2. Finances: When negotiating a prenuptial agreement both sides are required to disclose their assets and income. This way each party is able to determine whether the agreement is fair. I would advise that you prepare your tax returns and make a list of your assets and liabilities before you see an attorney, so that you are prepared for the disclosure aspect of the agreement in advance.
3. Terms: Most people find it easiest to discuss the basic terms of the agreement with their partners before seeing an attorney. This will lay the groundwork for the agreement and avoid wasted time when drafting the same. I would advise starting these discussions well before seeing an attorney so that you and your significant other are on the same page well before the wedding.
4. Representation: In order for a prenuptial agreement to be valid in New Jersey both parties should have an attorney. This will avoid issues down the line of possible invalidity of the agreement and will make enforcement less problematic.
5. Stay Calm: Try to look at the prenuptial agreement as a financial contract that is separate and apart from the upcoming wedding. Doing so will help keep the emotions out of the drafting and will make the process smoother and faster for everyone involved.
My experience at my New Jersey law firm is that it is essential for the lawyers involved to appreciate the extremely sensitive nature of a prenuptial agreement as well as the knowledge to create one that is legally sound and correct.If you have questions regarding protecting your future, do not hesitate to contact our law firm to see what we can do to help.
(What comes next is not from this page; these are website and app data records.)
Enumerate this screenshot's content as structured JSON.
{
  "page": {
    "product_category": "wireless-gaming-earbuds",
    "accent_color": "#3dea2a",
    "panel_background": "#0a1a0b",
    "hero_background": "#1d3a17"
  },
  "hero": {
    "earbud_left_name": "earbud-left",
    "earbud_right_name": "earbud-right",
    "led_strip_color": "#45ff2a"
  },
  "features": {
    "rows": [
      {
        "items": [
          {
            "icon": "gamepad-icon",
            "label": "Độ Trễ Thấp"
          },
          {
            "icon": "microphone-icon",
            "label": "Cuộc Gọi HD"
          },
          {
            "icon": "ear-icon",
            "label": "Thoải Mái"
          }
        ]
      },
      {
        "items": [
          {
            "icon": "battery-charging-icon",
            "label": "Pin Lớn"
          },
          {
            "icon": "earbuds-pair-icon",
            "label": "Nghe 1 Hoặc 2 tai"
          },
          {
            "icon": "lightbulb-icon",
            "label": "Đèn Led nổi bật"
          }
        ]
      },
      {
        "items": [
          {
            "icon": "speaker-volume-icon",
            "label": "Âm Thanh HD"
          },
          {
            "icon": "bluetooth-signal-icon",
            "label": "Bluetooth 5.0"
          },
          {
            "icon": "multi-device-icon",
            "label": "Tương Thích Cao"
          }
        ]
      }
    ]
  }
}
This blog was written by the one and only Elizabeth Rozin-Golinder, Esq., an associate at Law Offices of Edward R. Weinstein